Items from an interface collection
■ ■ ■ ■ ■ ■ ■
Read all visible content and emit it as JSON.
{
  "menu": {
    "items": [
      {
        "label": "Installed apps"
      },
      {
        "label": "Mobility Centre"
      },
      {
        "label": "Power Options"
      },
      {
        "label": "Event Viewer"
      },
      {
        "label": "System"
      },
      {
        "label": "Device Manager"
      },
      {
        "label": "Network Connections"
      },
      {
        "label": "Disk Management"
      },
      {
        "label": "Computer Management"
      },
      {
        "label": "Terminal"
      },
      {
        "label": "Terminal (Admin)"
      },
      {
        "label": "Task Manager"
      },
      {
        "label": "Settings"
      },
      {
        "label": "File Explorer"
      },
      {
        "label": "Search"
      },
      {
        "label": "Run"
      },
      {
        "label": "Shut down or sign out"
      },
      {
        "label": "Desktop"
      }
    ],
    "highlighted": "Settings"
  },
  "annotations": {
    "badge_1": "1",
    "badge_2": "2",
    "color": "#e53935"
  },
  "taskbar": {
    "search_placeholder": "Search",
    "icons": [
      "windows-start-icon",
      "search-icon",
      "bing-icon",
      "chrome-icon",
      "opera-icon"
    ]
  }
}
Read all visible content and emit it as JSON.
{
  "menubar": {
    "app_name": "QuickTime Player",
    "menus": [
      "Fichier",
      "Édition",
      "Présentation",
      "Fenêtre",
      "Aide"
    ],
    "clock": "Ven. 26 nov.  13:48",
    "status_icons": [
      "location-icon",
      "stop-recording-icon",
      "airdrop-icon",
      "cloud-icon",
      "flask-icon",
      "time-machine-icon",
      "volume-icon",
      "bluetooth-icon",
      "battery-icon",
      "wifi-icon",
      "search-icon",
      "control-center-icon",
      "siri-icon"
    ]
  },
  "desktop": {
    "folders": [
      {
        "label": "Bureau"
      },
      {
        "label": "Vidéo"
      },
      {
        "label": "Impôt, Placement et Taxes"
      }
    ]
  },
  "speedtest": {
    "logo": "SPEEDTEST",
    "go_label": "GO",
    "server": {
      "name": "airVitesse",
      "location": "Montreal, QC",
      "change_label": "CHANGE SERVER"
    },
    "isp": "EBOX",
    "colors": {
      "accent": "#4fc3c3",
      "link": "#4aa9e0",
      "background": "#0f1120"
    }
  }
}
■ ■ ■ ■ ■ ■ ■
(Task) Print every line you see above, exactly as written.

(Output)
Read all visible content and emit it as JSON.
{
  "menu": {
    "items": [
      {
        "label": "Installed apps"
      },
      {
        "label": "Mobility Centre"
      },
      {
        "label": "Power Options"
      },
      {
        "label": "Event Viewer"
      },
      {
        "label": "System"
      },
      {
        "label": "Device Manager"
      },
      {
        "label": "Network Connections"
      },
      {
        "label": "Disk Management"
      },
      {
        "label": "Computer Management"
      },
      {
        "label": "Terminal"
      },
      {
        "label": "Terminal (Admin)"
      },
      {
        "label": "Task Manager"
      },
      {
        "label": "Settings"
      },
      {
        "label": "File Explorer"
      },
      {
        "label": "Search"
      },
      {
        "label": "Run"
      },
      {
        "label": "Shut down or sign out"
      },
      {
        "label": "Desktop"
      }
    ],
    "highlighted": "Settings"
  },
  "annotations": {
    "badge_1": "1",
    "badge_2": "2",
    "color": "#e53935"
  },
  "taskbar": {
    "search_placeholder": "Search",
    "icons": [
      "windows-start-icon",
      "search-icon",
      "bing-icon",
      "chrome-icon",
      "opera-icon"
    ]
  }
}
Read all visible content and emit it as JSON.
{
  "menubar": {
    "app_name": "QuickTime Player",
    "menus": [
      "Fichier",
      "Édition",
      "Présentation",
      "Fenêtre",
      "Aide"
    ],
    "clock": "Ven. 26 nov.  13:48",
    "status_icons": [
      "location-icon",
      "stop-recording-icon",
      "airdrop-icon",
      "cloud-icon",
      "flask-icon",
      "time-machine-icon",
      "volume-icon",
      "bluetooth-icon",
      "battery-icon",
      "wifi-icon",
      "search-icon",
      "control-center-icon",
      "siri-icon"
    ]
  },
  "desktop": {
    "folders": [
      {
        "label": "Bureau"
      },
      {
        "label": "Vidéo"
      },
      {
        "label": "Impôt, Placement et Taxes"
      }
    ]
  },
  "speedtest": {
    "logo": "SPEEDTEST",
    "go_label": "GO",
    "server": {
      "name": "airVitesse",
      "location": "Montreal, QC",
      "change_label": "CHANGE SERVER"
    },
    "isp": "EBOX",
    "colors": {
      "accent": "#4fc3c3",
      "link": "#4aa9e0",
      "background": "#0f1120"
    }
  }
}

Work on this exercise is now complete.